A ruling by the U.S. Supreme Court on taxing e-commerce is generating reaction throughout the state. In a 5-4 decision, the high court has opened the door for online retailers to charge consumers sales tax, even if the business is based in a different state than the buyer. Both Governor Eric Holcomb and the Indiana Chamber of Commerce hail the reversal of a previous ruling as a way to "level the playing field" for Hoosier businesses competing with out-of-state-headquartered companies.

In an interview with Inside INdiana Business, Indiana University Kelley School of Business associate professor of business law and ethics Angie Raymond says the decision throws the online shopping world into "a period of confusion." She says overturning the existing, 26-year-old standard could signal that the Supreme Court is open to reconsideration of other laws created before the Digital Age. "It’ll be interesting to see what other cases they take up as they start to recognize that some of these cases that were decided in a paper, brick-and-mortar-based world — they just don’t stand up today," Raymond said. "I think that’s an interesting question going forward is: what will this mean in other areas of our life now that the Supreme Court seems open to realizing that we do almost (all of) our daily lives connected 100 percent."

Raymond says states, which argue they have been missing out for years on massive amounts of tax revenue, received the ruling they desired. Holcomb agrees and says leaders are taking a closer look at the implications. "With the incredible evolution of technologies and the growth of internet sales," he says, "this Supreme Court ruling will help level the playing field between our Hoosier-based companies that operate retail stores and out-of-state companies that sell products and services online in our state."

Indiana Chamber Vice President of Taxation and Public Finance Bill Waltz says:
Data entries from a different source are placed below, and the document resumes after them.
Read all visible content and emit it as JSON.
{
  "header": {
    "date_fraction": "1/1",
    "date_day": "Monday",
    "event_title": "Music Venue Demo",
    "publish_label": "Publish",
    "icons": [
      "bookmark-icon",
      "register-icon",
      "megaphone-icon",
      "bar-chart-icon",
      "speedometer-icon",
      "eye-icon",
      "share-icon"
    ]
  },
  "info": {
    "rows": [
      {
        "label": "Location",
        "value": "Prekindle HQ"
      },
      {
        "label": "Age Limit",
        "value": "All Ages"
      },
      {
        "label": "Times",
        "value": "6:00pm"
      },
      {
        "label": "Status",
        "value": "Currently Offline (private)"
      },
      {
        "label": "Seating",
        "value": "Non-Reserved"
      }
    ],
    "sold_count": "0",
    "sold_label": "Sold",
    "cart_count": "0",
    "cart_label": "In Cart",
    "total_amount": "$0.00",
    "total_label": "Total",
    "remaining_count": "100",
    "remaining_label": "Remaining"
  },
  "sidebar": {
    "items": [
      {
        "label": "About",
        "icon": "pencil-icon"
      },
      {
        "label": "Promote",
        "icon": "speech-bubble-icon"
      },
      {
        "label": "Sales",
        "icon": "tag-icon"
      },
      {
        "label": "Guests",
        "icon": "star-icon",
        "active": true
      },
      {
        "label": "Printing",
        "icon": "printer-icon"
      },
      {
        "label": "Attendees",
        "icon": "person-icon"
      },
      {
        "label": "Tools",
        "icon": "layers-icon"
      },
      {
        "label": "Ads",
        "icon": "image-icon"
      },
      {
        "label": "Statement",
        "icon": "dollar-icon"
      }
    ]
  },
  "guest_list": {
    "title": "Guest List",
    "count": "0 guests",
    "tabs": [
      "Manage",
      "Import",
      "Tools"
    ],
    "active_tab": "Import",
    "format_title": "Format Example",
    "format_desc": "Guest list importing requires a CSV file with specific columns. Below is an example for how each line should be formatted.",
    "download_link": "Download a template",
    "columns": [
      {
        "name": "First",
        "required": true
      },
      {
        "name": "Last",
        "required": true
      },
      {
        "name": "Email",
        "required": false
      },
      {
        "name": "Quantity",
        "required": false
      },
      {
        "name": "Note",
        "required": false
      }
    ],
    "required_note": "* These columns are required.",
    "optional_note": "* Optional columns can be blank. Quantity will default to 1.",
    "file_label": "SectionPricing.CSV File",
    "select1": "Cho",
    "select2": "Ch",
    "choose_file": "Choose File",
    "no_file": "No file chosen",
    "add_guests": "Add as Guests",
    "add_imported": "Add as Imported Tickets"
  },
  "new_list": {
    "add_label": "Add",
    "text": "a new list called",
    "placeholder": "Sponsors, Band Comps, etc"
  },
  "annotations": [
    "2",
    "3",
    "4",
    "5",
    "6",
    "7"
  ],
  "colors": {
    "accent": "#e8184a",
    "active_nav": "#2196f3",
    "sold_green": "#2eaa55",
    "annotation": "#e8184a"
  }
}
For years, this situation has resulted in substantial loss of revenue to states, thus increasing the tax burden on those who do pay the taxes they owe. The Indiana Chamber has been a long-time advocate for online sales tax collection; it is one of the key goals in our Indiana Vision 2025 plan. We applaud state legislators who took the initiative in the 2017 Indiana General Assembly to prepare for this hoped-for decision. That legislation, which the Indiana Chamber strongly supported, has our state perfectly poised to fully implement an online sales tax law and trigger the tax collection.

Waltz further discussed the issue in April in a Perspectives piece for InsideINdianaBusiness.com. You can read the full Supreme Court decision in the South Dakota vs. Wayfair Inc. case by clicking here.

In an interview with Inside INdiana Business, Indiana University Kelley School of Business associate professor of business law and ethics Angie Raymond says the decision throws the online shopping world into “a period of confusion.”